PROBLEM DETAILS:
Reduce the material below to its lines containing "title".

++++ DATA FOR THIS EXERCISE ++++

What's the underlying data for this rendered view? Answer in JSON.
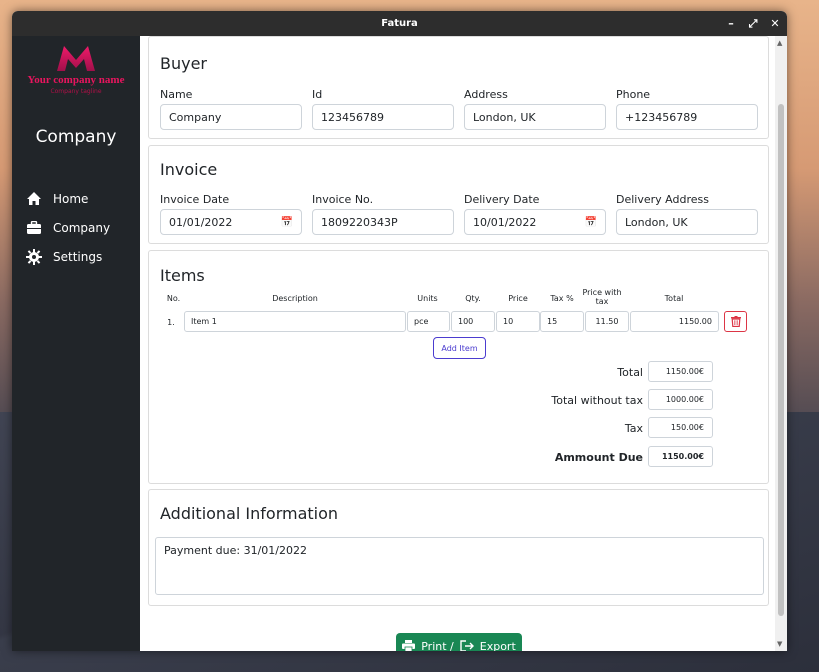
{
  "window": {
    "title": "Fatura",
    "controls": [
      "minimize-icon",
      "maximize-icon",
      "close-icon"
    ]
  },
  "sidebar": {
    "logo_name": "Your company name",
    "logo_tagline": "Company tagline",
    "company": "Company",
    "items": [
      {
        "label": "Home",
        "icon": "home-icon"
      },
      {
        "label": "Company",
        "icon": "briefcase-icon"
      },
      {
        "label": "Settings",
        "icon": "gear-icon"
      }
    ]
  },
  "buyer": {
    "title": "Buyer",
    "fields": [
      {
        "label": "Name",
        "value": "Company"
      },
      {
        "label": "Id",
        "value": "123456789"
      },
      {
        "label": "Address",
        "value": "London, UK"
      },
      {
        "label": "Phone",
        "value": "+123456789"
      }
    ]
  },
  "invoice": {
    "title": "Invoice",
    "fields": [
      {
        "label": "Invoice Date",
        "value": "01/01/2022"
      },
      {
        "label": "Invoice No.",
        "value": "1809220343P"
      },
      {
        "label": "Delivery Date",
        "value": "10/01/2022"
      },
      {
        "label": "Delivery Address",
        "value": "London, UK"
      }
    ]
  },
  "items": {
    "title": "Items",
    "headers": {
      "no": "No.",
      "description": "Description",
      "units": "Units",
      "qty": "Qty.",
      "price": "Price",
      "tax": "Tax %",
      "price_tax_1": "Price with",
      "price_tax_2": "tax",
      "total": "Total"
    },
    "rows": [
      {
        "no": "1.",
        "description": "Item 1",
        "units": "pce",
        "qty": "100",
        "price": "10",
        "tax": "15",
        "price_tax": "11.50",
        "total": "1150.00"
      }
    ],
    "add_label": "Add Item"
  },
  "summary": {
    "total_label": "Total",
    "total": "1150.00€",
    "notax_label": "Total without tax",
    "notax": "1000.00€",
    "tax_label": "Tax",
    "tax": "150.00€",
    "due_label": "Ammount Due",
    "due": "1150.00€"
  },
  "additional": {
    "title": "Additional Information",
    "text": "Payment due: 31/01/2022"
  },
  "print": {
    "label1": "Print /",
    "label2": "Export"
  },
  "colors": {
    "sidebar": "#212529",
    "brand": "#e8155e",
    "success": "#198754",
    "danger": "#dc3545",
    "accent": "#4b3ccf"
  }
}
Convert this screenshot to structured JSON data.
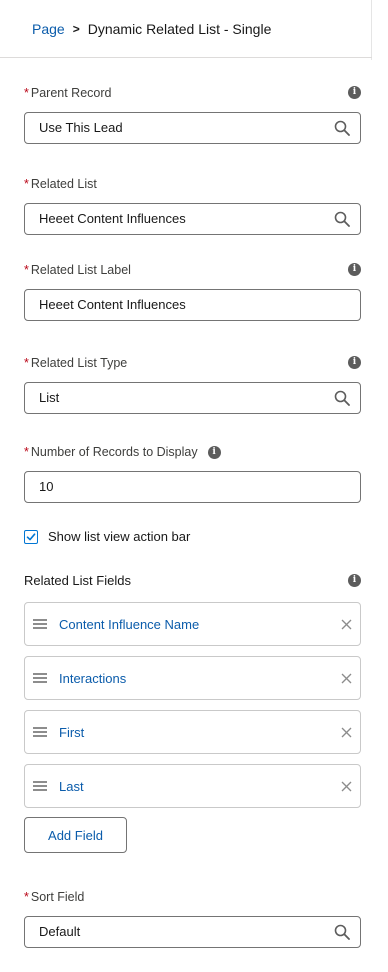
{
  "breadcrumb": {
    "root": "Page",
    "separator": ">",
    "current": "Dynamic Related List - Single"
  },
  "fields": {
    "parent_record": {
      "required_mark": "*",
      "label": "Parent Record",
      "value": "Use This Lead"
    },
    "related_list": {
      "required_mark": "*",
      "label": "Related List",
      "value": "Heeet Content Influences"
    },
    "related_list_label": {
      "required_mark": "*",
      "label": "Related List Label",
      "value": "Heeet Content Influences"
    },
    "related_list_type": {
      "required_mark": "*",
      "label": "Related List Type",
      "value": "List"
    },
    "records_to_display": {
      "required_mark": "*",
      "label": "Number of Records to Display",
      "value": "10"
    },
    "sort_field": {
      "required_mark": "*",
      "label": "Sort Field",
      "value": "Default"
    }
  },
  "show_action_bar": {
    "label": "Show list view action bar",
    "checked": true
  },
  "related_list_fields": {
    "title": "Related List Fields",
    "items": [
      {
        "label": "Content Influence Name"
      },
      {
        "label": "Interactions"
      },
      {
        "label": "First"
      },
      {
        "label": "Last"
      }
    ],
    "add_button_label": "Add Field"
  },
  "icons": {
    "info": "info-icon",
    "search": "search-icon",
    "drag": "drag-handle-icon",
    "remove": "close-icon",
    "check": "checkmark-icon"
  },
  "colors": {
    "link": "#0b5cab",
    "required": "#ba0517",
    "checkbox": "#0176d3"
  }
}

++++

SOLUTION TO THIS EXERCISE:
    "title": "Fatura",
    "title": "Buyer",
    "title": "Invoice",
    "title": "Items",
    "title": "Additional Information",
    "title": "Related List Fields",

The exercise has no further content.